The respondents have been requested to suggest some alternatives solution except granted the EOT. The developer suggested that contractor shall be provided incentive for their timely completion. Whilst from the viewpoint of consultants, they also agreed to compensate time with money value through acceleration claim. Meanwhile the contractors suggested that EOT should be priced into the contract before submission of a tender; therefore the loss can be taken care of if delay occurs.
6. Research contribution
A study that investigated on the assessment of contractual claims for EOT in construction industries in Malaysia has been conducted. In the process of applying EOT, contractor should trace progress of work in a regular basis. When it is apparent that the progress of work is going to be delayed, the concurrent event should be examined. If the delay is beyond the contractor's control and is specified under contract clause, the impact should be analyzed as soon as possible and written notice should be directed to the SO. Contractor should enclosed with supporting documents such as delay records and monthly progress meeting as these information are crucial to prove the delay. Besides, contractor should submit a revised construction schedule program in support of a claim, showing how the contractor has been (or will be) delayed in completing the work.

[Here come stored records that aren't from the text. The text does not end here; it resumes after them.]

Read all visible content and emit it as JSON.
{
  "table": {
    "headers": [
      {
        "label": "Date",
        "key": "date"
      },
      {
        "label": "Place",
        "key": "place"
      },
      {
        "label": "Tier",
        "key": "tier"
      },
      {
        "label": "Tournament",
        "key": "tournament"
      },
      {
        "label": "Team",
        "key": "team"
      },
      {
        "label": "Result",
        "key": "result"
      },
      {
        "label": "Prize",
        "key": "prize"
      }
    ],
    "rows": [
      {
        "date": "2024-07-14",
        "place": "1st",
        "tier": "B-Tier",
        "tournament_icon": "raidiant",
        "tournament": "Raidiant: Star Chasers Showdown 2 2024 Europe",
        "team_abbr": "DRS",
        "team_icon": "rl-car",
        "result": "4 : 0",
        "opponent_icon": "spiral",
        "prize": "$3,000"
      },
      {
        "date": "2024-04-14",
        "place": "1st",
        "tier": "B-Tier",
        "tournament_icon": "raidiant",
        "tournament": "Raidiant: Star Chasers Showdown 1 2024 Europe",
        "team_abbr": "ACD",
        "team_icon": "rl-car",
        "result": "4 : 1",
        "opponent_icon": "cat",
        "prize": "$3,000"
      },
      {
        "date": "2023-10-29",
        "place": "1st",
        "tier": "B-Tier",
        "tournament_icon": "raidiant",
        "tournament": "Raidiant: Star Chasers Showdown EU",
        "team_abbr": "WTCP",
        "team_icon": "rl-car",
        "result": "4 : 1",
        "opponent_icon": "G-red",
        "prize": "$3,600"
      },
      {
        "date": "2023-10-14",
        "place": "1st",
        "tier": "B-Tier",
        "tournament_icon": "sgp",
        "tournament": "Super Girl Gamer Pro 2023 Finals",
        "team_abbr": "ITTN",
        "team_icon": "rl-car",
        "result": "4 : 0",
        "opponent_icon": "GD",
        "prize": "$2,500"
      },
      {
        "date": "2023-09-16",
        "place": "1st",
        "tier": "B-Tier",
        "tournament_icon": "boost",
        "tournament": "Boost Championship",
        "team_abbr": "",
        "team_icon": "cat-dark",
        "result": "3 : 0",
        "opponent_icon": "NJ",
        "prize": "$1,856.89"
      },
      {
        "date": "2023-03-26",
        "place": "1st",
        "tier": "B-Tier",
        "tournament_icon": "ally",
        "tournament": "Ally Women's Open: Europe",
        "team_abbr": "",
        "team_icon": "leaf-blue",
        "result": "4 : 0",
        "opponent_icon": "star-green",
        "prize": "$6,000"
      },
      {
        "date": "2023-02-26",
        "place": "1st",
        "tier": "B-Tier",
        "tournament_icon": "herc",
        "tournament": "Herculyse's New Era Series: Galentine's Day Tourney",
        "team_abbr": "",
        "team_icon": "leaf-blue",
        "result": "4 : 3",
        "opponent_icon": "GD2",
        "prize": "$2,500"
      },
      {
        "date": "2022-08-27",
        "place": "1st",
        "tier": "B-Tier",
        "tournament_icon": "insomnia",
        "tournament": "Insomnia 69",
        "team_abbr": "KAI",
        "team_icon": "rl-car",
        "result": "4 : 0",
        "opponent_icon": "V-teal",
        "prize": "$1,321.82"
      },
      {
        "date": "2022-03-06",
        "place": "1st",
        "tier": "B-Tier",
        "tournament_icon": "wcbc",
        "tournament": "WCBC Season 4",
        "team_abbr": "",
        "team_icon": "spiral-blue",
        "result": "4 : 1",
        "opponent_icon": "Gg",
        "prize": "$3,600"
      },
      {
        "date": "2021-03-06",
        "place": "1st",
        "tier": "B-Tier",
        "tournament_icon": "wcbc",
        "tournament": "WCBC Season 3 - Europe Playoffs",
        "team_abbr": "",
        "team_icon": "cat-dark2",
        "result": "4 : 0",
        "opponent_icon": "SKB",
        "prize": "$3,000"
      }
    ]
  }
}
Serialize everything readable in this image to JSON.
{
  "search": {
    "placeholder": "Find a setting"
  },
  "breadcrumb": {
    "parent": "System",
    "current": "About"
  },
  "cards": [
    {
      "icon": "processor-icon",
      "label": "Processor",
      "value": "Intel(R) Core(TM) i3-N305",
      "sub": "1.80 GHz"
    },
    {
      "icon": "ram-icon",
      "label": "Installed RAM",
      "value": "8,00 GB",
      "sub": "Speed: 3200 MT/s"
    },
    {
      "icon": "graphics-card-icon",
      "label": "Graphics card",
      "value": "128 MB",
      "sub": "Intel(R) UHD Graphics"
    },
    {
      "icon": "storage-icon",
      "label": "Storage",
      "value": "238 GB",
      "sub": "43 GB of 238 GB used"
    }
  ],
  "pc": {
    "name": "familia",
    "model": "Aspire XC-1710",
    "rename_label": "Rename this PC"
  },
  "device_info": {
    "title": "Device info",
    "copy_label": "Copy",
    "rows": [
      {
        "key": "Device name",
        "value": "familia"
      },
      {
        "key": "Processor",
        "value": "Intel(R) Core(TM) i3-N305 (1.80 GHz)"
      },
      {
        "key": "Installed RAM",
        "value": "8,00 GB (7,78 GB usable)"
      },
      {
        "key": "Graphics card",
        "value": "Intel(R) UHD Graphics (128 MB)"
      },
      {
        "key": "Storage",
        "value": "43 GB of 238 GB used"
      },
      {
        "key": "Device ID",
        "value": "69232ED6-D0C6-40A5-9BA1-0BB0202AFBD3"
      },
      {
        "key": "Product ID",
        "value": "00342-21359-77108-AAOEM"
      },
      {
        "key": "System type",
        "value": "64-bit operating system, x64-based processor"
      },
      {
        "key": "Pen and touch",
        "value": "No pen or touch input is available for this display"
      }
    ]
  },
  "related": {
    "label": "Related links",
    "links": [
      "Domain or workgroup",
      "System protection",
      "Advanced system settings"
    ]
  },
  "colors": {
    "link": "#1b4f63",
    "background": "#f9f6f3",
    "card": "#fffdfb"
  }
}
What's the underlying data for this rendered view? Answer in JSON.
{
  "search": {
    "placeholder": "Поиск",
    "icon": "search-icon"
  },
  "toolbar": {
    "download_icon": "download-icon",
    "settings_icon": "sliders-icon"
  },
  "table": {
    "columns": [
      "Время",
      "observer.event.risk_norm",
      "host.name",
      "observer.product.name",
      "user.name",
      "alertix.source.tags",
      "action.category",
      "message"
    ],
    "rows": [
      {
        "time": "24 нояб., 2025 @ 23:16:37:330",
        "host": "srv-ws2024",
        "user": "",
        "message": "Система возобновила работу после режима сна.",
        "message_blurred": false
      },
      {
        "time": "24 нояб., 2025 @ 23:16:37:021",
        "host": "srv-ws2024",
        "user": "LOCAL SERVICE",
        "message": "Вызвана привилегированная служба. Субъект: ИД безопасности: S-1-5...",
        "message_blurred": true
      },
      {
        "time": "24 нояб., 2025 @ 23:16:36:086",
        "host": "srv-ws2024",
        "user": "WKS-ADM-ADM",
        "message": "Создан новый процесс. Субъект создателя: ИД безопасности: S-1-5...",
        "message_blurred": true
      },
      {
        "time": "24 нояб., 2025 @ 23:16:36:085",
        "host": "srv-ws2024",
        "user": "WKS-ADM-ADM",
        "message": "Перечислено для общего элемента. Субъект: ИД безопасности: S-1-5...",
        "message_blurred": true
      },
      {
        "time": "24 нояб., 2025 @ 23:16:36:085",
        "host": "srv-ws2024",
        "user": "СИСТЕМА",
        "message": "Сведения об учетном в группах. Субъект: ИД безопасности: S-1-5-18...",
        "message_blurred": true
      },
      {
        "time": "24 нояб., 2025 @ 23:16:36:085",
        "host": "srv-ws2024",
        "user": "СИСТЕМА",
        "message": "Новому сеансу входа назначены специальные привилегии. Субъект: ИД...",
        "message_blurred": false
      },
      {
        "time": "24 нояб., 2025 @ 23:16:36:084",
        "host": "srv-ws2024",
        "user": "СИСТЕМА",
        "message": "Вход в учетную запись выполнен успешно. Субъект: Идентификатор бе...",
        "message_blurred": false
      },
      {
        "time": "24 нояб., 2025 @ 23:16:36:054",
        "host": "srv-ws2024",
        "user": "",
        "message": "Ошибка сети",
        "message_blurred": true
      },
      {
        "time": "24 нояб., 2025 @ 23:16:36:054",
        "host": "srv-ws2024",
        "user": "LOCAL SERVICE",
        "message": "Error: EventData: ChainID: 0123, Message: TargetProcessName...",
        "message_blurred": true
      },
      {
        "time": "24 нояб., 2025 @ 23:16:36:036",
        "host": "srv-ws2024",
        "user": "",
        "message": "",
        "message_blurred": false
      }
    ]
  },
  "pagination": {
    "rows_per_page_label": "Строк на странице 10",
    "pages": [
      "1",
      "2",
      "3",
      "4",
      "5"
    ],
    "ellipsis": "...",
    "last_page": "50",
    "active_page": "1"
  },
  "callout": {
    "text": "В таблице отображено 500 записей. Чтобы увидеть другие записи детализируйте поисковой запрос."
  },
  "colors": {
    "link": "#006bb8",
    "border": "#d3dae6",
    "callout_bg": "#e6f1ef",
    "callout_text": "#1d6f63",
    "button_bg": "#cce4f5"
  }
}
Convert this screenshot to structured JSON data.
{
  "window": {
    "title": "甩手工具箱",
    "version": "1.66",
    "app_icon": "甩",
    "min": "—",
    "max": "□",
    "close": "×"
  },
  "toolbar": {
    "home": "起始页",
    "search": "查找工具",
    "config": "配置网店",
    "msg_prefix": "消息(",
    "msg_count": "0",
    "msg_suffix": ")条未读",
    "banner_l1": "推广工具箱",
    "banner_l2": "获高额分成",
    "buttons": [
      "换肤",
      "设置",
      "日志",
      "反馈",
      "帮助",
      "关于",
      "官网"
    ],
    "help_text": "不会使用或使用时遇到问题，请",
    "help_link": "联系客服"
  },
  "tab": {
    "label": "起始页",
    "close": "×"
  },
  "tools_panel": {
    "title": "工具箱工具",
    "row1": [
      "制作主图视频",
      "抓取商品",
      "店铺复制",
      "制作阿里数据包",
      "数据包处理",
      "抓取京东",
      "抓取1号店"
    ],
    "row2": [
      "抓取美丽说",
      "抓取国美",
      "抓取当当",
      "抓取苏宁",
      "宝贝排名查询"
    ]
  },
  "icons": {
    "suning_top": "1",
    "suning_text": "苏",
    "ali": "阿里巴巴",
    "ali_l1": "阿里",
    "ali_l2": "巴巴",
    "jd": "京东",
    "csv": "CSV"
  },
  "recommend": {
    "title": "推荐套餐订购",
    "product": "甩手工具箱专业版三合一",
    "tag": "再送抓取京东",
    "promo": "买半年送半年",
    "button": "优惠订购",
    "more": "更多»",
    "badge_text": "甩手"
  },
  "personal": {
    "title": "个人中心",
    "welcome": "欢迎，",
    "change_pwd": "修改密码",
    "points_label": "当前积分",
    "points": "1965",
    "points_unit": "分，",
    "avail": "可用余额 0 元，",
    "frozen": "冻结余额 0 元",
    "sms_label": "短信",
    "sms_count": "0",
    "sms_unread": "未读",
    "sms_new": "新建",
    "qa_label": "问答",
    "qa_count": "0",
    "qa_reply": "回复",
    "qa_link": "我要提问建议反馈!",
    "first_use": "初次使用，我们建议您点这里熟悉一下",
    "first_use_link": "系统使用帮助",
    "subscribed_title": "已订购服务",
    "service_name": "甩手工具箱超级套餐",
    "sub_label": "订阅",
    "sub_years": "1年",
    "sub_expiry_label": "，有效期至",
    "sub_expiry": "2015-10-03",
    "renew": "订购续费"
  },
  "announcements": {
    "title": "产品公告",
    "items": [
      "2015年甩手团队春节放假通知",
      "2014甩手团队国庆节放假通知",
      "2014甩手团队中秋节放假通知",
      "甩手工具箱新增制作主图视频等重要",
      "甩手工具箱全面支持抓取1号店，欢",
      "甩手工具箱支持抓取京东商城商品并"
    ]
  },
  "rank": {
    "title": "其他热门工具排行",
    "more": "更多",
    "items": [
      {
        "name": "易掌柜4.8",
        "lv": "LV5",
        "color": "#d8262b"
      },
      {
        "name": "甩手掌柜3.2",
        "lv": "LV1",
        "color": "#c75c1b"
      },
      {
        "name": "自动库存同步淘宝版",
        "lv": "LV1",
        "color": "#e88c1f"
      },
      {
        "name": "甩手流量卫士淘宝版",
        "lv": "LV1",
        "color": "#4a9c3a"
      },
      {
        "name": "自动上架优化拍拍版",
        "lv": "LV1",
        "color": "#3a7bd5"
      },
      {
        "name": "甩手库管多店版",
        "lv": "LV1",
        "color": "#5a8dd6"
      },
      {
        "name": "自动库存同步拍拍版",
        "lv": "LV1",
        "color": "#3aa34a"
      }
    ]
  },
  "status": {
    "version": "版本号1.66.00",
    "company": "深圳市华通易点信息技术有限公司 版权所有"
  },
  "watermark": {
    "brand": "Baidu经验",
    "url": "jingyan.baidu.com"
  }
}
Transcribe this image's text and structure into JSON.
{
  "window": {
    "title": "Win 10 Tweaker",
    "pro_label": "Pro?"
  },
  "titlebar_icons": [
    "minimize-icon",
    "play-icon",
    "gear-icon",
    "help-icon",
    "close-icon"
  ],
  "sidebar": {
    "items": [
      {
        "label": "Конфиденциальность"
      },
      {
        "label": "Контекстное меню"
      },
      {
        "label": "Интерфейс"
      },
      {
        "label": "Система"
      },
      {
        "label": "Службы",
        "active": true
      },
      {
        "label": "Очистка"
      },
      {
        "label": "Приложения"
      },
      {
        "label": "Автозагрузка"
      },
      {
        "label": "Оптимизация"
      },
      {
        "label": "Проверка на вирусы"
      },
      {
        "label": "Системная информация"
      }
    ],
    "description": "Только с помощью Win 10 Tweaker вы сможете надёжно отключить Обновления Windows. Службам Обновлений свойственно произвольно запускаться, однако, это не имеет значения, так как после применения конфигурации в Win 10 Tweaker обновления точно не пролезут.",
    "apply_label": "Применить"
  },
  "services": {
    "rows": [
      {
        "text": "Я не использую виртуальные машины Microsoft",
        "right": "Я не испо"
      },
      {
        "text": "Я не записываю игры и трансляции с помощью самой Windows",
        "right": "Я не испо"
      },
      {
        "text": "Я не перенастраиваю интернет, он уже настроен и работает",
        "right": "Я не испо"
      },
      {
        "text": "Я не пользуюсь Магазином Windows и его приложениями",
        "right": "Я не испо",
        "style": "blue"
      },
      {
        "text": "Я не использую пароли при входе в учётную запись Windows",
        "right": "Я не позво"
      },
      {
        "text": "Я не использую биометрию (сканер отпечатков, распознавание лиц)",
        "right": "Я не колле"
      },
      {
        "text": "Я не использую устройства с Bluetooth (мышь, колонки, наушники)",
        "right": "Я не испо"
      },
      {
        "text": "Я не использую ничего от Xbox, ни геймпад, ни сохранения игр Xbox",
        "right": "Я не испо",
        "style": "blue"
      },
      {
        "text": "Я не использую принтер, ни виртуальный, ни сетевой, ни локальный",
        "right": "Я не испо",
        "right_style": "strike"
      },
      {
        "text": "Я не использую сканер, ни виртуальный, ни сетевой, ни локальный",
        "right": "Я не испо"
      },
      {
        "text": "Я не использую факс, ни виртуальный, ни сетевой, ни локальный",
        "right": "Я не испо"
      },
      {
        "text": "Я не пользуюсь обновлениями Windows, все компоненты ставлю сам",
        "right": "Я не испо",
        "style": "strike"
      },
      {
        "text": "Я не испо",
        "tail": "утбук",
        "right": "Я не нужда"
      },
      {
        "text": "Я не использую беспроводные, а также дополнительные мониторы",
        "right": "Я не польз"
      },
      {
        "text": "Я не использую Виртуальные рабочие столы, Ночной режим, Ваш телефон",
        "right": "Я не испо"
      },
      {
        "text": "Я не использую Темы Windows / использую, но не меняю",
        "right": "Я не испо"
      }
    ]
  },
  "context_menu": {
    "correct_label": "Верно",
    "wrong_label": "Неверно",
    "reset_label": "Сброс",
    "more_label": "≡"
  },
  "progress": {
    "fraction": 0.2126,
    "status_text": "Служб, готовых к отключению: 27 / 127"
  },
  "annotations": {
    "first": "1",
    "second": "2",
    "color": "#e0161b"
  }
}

For the process of assessing the EOT, the architect/SO should check whether the contractor has send a reasonable written notice enclosed with reasons of delay enclosed with all supporting documents. The architect/SO should assess and grant EOT to the contractor if the reasons of delay were beyond contractor's control and the reasons are specified under contract clauses. Otherwise, the claims of the contractor will be rejected by the architect/SO.
Besides, there are a lot of related documents or supporting documents need to be submitted as an evidence or proof to claim for EOT and the SO's instruction is the most commonly used supporting document. Other documents such as variation orders, weather record, application letter, site daily record, minutes of meeting, site memo, as-planned schedule and as-built schedule are also used as supporting documents in the process of applying EOT. This study should be served as a guideline for contractor in applying EOT and also for client in assessing EOT.